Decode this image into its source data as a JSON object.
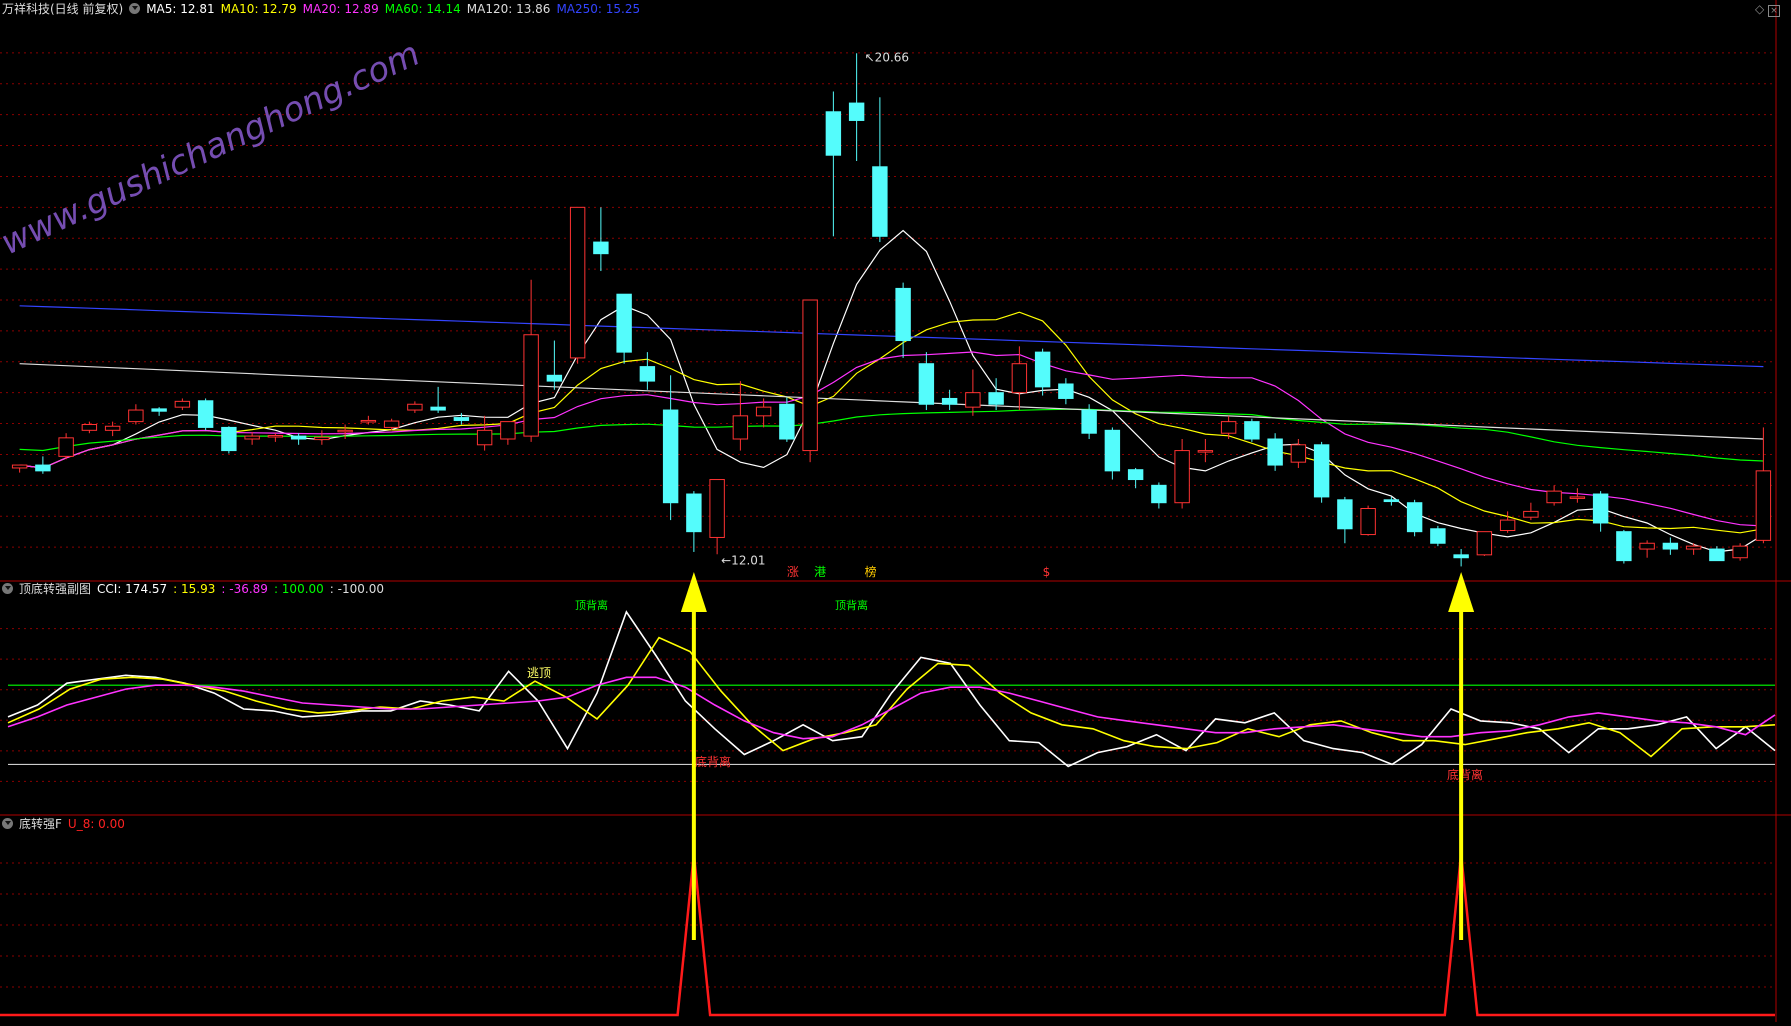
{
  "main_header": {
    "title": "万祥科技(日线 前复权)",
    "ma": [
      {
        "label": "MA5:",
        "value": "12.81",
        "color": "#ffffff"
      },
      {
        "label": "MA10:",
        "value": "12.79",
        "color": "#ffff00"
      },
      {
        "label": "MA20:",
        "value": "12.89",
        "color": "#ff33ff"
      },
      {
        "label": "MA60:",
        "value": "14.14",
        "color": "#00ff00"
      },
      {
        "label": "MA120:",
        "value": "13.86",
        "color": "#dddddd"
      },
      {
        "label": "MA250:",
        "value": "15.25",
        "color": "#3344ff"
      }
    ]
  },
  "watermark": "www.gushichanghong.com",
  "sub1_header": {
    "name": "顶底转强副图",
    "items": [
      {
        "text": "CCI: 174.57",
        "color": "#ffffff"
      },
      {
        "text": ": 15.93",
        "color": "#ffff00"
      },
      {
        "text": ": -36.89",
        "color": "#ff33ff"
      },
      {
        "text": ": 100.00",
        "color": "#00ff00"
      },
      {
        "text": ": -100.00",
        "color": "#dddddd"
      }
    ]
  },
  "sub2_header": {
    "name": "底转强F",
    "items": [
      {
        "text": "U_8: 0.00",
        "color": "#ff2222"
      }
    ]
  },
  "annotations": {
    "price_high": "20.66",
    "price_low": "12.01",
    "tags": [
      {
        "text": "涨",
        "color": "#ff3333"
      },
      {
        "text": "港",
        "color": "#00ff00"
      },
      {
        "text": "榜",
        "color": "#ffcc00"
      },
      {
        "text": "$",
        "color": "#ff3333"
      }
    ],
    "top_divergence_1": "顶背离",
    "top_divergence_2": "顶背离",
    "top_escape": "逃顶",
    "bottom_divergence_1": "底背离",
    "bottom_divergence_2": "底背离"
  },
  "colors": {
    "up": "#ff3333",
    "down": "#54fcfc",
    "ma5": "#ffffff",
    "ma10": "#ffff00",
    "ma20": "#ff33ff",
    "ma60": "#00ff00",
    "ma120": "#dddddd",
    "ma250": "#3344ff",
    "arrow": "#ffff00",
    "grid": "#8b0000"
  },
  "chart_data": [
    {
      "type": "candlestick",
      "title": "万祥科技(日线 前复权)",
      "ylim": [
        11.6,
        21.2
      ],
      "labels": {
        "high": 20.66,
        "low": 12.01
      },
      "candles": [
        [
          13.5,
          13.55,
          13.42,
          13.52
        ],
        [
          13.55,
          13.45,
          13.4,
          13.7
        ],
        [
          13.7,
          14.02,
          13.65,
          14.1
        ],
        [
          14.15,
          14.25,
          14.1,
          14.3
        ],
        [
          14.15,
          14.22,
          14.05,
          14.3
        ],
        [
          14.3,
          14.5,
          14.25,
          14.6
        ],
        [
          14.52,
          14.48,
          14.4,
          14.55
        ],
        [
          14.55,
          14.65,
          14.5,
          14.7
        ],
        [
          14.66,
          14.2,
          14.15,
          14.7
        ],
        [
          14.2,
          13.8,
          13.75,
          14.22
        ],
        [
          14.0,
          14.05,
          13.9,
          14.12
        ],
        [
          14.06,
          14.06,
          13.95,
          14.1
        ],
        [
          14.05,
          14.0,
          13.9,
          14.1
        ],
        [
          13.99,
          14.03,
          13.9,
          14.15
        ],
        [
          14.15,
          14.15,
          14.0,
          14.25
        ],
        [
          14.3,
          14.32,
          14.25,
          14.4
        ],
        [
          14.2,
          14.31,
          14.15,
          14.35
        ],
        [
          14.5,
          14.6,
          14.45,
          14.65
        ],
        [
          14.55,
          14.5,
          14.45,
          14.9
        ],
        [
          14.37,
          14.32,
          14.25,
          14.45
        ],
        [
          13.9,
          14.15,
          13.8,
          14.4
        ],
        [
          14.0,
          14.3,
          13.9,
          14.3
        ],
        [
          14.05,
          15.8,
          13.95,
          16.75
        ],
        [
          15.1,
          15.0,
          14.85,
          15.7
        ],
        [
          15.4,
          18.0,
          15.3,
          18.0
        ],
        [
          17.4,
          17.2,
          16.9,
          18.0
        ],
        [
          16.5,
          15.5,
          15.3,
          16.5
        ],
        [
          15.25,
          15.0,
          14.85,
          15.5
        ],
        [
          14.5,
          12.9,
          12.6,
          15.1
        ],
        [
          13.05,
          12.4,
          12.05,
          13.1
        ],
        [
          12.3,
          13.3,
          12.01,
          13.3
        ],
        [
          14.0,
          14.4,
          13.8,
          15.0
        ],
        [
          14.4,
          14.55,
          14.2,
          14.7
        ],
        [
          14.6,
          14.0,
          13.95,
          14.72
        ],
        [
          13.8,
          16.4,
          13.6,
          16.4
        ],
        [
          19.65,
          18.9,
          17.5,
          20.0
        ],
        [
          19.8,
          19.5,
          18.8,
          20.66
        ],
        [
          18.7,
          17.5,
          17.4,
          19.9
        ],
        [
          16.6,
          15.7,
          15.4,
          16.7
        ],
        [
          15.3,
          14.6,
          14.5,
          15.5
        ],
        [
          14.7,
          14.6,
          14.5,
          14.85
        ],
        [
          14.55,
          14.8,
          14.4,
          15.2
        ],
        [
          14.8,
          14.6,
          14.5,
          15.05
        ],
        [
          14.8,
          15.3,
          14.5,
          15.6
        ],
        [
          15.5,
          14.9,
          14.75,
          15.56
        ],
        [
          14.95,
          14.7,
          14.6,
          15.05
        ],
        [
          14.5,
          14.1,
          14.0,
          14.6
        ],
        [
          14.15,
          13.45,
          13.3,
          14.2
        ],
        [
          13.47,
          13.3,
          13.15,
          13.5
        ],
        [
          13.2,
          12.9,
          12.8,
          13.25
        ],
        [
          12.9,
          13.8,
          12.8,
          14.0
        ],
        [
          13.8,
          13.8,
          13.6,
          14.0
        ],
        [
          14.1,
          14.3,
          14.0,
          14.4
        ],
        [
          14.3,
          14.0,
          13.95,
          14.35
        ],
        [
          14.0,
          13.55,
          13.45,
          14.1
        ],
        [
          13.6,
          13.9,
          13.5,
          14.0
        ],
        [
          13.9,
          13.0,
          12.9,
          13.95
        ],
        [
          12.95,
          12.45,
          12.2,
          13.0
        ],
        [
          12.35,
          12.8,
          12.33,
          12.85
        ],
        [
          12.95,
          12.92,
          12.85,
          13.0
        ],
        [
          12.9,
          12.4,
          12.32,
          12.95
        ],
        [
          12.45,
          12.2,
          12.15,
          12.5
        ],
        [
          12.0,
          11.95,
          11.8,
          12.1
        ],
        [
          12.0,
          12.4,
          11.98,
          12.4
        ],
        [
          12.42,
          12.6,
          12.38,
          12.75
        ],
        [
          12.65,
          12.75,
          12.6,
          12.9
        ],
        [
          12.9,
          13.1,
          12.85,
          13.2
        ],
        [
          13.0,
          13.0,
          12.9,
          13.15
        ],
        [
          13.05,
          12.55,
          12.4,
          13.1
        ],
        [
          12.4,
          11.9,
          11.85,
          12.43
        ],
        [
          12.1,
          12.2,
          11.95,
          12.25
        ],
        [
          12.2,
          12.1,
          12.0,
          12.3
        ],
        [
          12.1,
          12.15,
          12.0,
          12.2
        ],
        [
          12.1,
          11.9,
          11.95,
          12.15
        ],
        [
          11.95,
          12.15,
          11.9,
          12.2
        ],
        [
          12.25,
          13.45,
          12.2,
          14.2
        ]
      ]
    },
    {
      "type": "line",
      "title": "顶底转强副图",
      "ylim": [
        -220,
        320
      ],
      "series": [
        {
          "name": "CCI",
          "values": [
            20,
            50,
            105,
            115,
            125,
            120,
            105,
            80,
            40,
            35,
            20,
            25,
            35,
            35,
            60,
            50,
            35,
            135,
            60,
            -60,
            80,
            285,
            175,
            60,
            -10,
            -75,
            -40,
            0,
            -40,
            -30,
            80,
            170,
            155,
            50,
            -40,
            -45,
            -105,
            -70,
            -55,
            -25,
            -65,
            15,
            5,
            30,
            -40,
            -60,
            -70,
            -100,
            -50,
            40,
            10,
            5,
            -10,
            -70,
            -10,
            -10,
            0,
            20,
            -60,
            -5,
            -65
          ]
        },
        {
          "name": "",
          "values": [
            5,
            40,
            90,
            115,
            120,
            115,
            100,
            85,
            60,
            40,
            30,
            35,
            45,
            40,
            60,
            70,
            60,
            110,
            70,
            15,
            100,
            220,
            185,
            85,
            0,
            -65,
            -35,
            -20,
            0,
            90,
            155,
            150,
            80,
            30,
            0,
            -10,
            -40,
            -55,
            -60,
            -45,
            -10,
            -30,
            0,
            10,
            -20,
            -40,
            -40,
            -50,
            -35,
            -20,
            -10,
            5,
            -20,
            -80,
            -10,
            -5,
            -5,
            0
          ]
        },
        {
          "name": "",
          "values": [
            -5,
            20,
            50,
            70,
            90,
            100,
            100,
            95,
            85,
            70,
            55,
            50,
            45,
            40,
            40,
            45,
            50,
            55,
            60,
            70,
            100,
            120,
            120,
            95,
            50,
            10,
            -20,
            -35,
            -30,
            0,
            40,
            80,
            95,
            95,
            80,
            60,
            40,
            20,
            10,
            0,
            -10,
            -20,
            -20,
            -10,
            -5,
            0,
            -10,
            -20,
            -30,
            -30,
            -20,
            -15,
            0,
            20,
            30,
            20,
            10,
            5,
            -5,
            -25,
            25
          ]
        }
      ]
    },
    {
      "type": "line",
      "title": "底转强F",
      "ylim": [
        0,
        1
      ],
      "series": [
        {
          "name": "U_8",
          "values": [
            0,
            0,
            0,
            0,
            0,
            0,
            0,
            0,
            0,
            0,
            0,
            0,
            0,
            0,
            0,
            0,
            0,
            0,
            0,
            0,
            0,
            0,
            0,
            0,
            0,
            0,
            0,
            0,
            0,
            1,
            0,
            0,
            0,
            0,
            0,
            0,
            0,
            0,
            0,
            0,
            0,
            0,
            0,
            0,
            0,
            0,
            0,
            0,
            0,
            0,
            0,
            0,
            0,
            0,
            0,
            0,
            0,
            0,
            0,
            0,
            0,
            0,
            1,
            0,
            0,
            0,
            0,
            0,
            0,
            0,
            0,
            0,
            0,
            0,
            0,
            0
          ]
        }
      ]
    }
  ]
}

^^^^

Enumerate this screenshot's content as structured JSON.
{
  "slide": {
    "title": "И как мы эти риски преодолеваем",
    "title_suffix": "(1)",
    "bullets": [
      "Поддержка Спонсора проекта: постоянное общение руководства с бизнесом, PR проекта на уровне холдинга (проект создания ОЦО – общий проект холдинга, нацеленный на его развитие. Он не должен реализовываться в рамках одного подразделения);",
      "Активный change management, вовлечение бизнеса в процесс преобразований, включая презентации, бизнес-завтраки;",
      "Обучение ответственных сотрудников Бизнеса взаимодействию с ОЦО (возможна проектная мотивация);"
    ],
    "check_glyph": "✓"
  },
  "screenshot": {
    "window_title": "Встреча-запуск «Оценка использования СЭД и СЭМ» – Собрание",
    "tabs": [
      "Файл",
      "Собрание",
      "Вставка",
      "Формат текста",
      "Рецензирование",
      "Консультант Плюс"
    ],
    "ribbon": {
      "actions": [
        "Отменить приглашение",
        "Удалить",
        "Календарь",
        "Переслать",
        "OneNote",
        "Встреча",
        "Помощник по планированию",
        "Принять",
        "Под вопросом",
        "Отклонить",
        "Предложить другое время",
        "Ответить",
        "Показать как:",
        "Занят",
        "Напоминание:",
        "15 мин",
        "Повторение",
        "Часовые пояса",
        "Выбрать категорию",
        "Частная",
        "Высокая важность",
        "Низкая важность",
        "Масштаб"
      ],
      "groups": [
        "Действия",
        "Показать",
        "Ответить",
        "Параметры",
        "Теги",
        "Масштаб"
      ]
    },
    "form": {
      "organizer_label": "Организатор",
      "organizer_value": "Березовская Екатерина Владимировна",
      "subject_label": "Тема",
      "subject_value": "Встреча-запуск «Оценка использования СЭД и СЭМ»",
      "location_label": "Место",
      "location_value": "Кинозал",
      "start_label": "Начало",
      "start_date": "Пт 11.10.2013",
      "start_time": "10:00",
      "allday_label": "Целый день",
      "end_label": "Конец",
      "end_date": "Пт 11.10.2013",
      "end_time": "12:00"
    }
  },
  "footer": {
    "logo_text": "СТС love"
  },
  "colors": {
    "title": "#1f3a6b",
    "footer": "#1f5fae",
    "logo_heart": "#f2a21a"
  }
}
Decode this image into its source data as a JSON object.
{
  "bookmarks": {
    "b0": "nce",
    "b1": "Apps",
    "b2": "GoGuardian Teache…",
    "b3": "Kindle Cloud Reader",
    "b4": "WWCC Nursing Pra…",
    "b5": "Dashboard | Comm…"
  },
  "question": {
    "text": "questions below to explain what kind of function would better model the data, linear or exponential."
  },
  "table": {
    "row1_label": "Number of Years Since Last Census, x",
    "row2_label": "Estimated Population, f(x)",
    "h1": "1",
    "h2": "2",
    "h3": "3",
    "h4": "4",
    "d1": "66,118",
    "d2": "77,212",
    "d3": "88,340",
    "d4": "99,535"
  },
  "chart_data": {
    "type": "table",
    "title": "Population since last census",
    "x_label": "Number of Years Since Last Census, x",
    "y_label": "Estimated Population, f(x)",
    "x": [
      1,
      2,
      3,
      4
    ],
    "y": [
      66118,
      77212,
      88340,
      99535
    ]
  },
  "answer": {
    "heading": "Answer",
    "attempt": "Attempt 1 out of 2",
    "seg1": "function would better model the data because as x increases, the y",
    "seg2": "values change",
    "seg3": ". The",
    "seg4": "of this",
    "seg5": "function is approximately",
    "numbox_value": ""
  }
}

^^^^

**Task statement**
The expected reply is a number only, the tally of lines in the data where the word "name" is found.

**Response area**
6